Bob Koester, who ran Chicago’s Jazz Record Mart, Delmark Records for decades, has died at 88
WXRT DJ Terri Hemmert called him ‘a force of nature,’ the mart ‘one of the coolest record stores in the world’ and said she’d buy a record just because it was on his label.
Bob Koester, longtime owner of Chicago’s legendary Jazz Record Mart and founder of the Delmark Records label, died Wednesday at 88.
He had had a stroke and was in hospice care, according to his son, also named Bob.
The store he ran for decades at various downtown Chicago locations drew legions of jazz and blues fans from around the world.
Bruce Iglauer, founder of Chicago’s Alligator Records, called Mr. Koester “a hero not only to blues and jazz but to Chicago music.”
Mr. Koester was one of the first to capture the sounds of the city’s South Side and West Side blues clubs, according to Iglauer, who once worked for him. Iglauer said he gave artists free rein in the studio.
That approach resulted in classics including “Hoodoo Man Blues” by Junior Wells.
Mr. Koester lifted some forgotten artists from the 1930s out of obscurity, getting them to record for the first time since they’d made it big in the era of 78 rpm records. He also was one of the first to record the country-flavored blues of Big Joe Williams and Speckled Red.
In an online tribute, longtime WXRT DJ Terri Hemmert called Mr. Koester “a force of nature,” the Jazz Record Mart “one of the coolest record stores in the world” and said she’d buy a record just because it was on his label.
“If it was on Delmark, I wanted to hear it,” Hemmert said.
Mr. Koester called the Jazz Record Mart the “World’s Largest Jazz and Blues Specialty Store.” He first opened the store on Wabash Avenue near Roosevelt University.
He met Sue, his wife of more than 50 years, at his next address, 7 W. Grand Ave. She was working nearby at the American Medical Association and came in to buy a record.
He moved the store to 11 W. Grand Ave., then 444 N. Wabash Ave. He was at 25-27 E. Illinois St. when he closed the business in 2016, citing high rent.
That year, he opened the smaller Bob’s Blues & Jazz Mart at 3419 W. Irving Park Rd., which hosted concerts and his 87th birthday celebration last year.
“He was pretty much always doing what he wanted to do,” his son said.
“The Jazz Record Mart was an institution, and Bob Koester was the institution behind the counter,” said Frank Alkyer, editor and publisher of DownBeat magazine. “He had one of the most successful record stores in the United States that focused on jazz and blues.”
Born in Wichita, Kansas, Mr. Koester sold records from his dorm room at St. Louis University before dropping out and, with a partner, starting the Blue Note record shop in that city in 1952. “We stole the Blue Note label logo for our sign,” he once told the Chicago Sun-Times.

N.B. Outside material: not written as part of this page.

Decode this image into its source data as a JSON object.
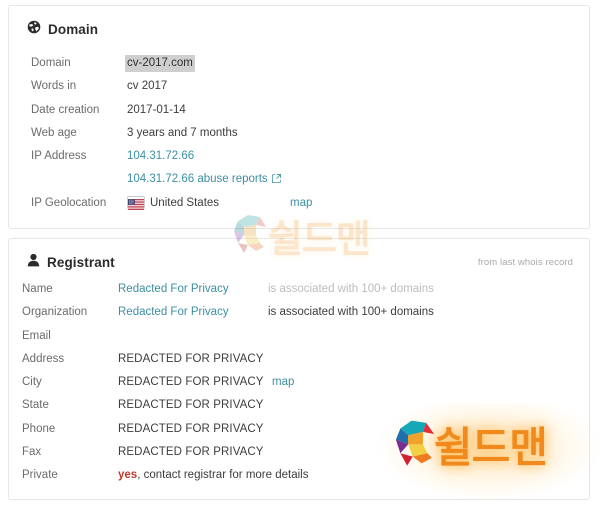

He struck out for Chicago in 1958 after founding Delmark Records about five years earlier. The label recorded stars including Wells, Williams, Otis Rush and Magic Sam. It also reissued music by artists including Dinah Washington and produced the avant-garde jazz artists of the Association for the Advancement of Creative Musicians.
“Bob Koester was the first person to issue any record by the AACM,” said jazz critic Howard Mandel, president of the Jazz Journalists Association.
Mandel said the AACM’s style wasn’t Mr. Koester’s favorite, but “he believed in what they were doing . . . Bob was not doing this thinking he was going to make money. He believed there was music happening in Chicago that he could really launch.”
Mr. Koester sold Delmark in 2018.
He knew plenty of jazz greats and a few rock legends. Jimmy Page of Led Zeppelin and Bryan Ferry were among those who dropped in.
And he’d talk of how he was responsible for the name of Iggy Pop’s band, the Stooges, telling people that one night when the singer was staying with him he awoke to find Pop and his buddies playing loud music and bouncing off the furniture. As The New York Times later wrote, he threw them out, shouting, “You guys are a bunch of stooges.”
He allowed that he could be irascible. He’d admonish customers to close the door so the heat wouldn’t escape.
A fan of classic movies, he’d invite friends over for screenings from his extensive film collection.
“I wanted to be a movie cameraman, but I got seduced by the music,” he once said.
Mr. Koester was a member of the Blues Hall of Fame but didn’t let that go to his head.
Asked about his legacy, he’d say, “I recognized good talent when I heard it,” according to his friend John Holden.
In addition to his wife and son, Mr. Koester is survived by his daughter Kate, brother Tom and two grandchildren.